On Wednesday, thirty-seven US states’ furious district attorney generals sued Alphabet Inc’s Google on the allegation that the company bought off competitors and uses restrictive contracts to unlawfully maintain a monopoly for its app store on Android phones.
The allegations stem from an investigation involving nearly every US state that began in September 2019 and has already resulted in three other lawsuits against the company. These cases threaten to force major changes in terms of advertising, in-app purchases, and smart home gadgets.
Google stated that the litigation was about boosting a handful of major app developers that want preferential treatment rather than helping small businesses or consumers. It also maintains that Android support competitors to Play Store unlike Apple Inc with its App Store.
The company said in blog post, “Android and Google Play provide openness and choice that other platforms simply don’t.”
The states of Utah, New York, North Carolina and Tennessee argue that Google has made enormous profit margins from Play Store by engaging in illegal tactics to preserve monopolies in selling Android apps and in-app goods.
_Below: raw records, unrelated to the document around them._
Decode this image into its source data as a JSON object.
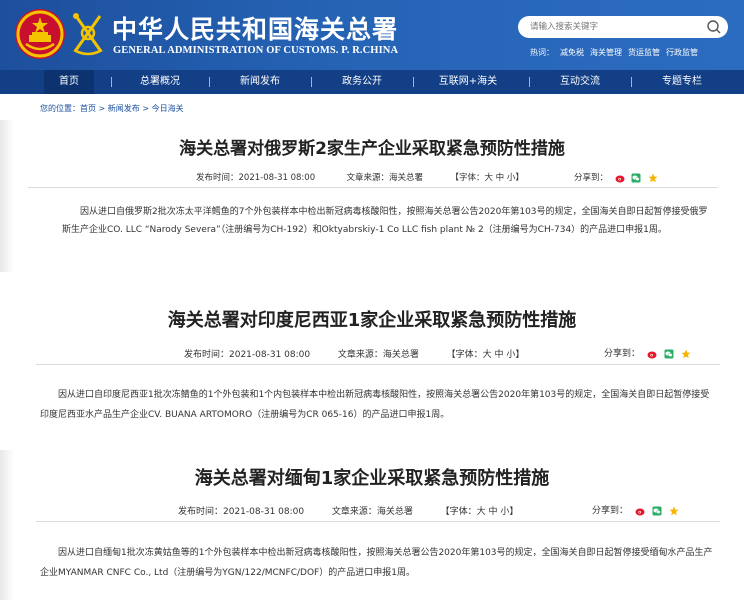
{
  "header": {
    "site_title_cn": "中华人民共和国海关总署",
    "site_title_en": "GENERAL ADMINISTRATION OF CUSTOMS. P. R.CHINA",
    "search_placeholder": "请输入搜索关键字",
    "hot_label": "热词：",
    "hot_words": [
      "减免税",
      "海关管理",
      "货运监管",
      "行政监管"
    ]
  },
  "nav": {
    "items": [
      {
        "label": "首页",
        "active": true
      },
      {
        "label": "总署概况"
      },
      {
        "label": "新闻发布"
      },
      {
        "label": "政务公开"
      },
      {
        "label": "互联网+海关"
      },
      {
        "label": "互动交流"
      },
      {
        "label": "专题专栏"
      }
    ]
  },
  "breadcrumb": "您的位置：首页 > 新闻发布 > 今日海关",
  "articles": [
    {
      "title": "海关总署对俄罗斯2家生产企业采取紧急预防性措施",
      "publish_time": "发布时间：2021-08-31 08:00",
      "source": "文章来源：海关总署",
      "font_size": "【字体：大 中 小】",
      "share_label": "分享到：",
      "body": "因从进口自俄罗斯2批次冻太平洋鳕鱼的7个外包装样本中检出新冠病毒核酸阳性，按照海关总署公告2020年第103号的规定，全国海关自即日起暂停接受俄罗斯生产企业CO. LLC “Narody Severa”（注册编号为CH-192）和Oktyabrskiy-1 Co LLC fish plant № 2（注册编号为CH-734）的产品进口申报1周。"
    },
    {
      "title": "海关总署对印度尼西亚1家企业采取紧急预防性措施",
      "publish_time": "发布时间：2021-08-31 08:00",
      "source": "文章来源：海关总署",
      "font_size": "【字体：大 中 小】",
      "share_label": "分享到：",
      "body": "因从进口自印度尼西亚1批次冻鲭鱼的1个外包装和1个内包装样本中检出新冠病毒核酸阳性，按照海关总署公告2020年第103号的规定，全国海关自即日起暂停接受印度尼西亚水产品生产企业CV. BUANA ARTOMORO（注册编号为CR 065-16）的产品进口申报1周。"
    },
    {
      "title": "海关总署对缅甸1家企业采取紧急预防性措施",
      "publish_time": "发布时间：2021-08-31 08:00",
      "source": "文章来源：海关总署",
      "font_size": "【字体：大 中 小】",
      "share_label": "分享到：",
      "body": "因从进口自缅甸1批次冻黄姑鱼等的1个外包装样本中检出新冠病毒核酸阳性，按照海关总署公告2020年第103号的规定，全国海关自即日起暂停接受缅甸水产品生产企业MYANMAR CNFC Co., Ltd（注册编号为YGN/122/MCNFC/DOF）的产品进口申报1周。"
    }
  ],
  "colors": {
    "header_blue": "#2563b5",
    "nav_blue": "#123f86",
    "weibo_red": "#e6162d",
    "wechat_green": "#2aae67",
    "star_yellow": "#f5b400"
  }
}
In the US, Google Play accounts for 90% of Android apps downloaded.
The lawsuit stated, “Google leverages its monopoly power with Android to unlawfully maintain its monopoly in the Android app distribution market.”
Google already had lawsuits against it for its actions to promote its services with mobile carriers and smartphones makers, but the fresh new claims happened after reviewing internal company documents. The states accuse the company that it bought off developers and that through numerous secret projects, it intended to pay Samsung Electronics Co whose rival app store posed the biggest threat, but Samsung declined to comment.
Utah attorney general, Sean Reyes, said in a statement, “Google Play is not fair play. It must stop using its monopolistic power and hyper-dominant market position to unlawfully leverage billions of added dollars from smaller companies, competitors and consumers beyond what should be paid.”
The states want the consumers to receive their money back. In addition, they want to stop Google’s payments to Samsung and developers while calling for civil penalties and a court-imposed monitor obto Google.